What is a Casino?

A casino, also called a gaming hall or a gambling house, is a building where people can gamble. The games played in casinos are usually games of chance, in which the outcome depends on random events and, less frequently, games of skill, in which the players compete against each other (such as poker). In a game such as blackjack where players compete against the house, the casino earns money from each bet through a commission known as the rake.

Most casinos are located in areas with high populations of people who enjoy gambling. They are decorated in bright and often gaudy colors designed to stimulate the senses and entice people to gamble. Red is a particularly prominent color used in many casinos. The glitz and glamour of some casinos is intended to distract the patron from any negative aspects of the gambling experience.

Gambling in casinos is legal and is regulated by government authorities. Most countries have laws allowing citizens to gamble in licensed and supervised casinos. In the United States, most state jurisdictions regulate casinos.

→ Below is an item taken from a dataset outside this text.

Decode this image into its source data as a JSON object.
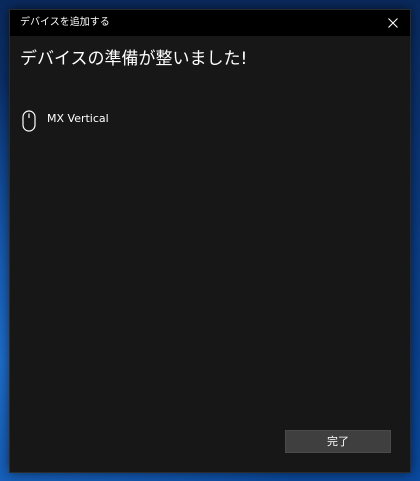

The casinos are primarily owned by private corporations, with some operated by Native American tribes.

The most successful casinos are those that offer a wide range of gambling opportunities and attract a variety of customers. In the twenty-first century, casinos are choosier about whom they let in, and focus their investments on the higher-stakes gamblers who generate most of the profit. These gamblers are offered a variety of extravagant inducements to come to the casino, such as free shows and transportation, and elegant living quarters.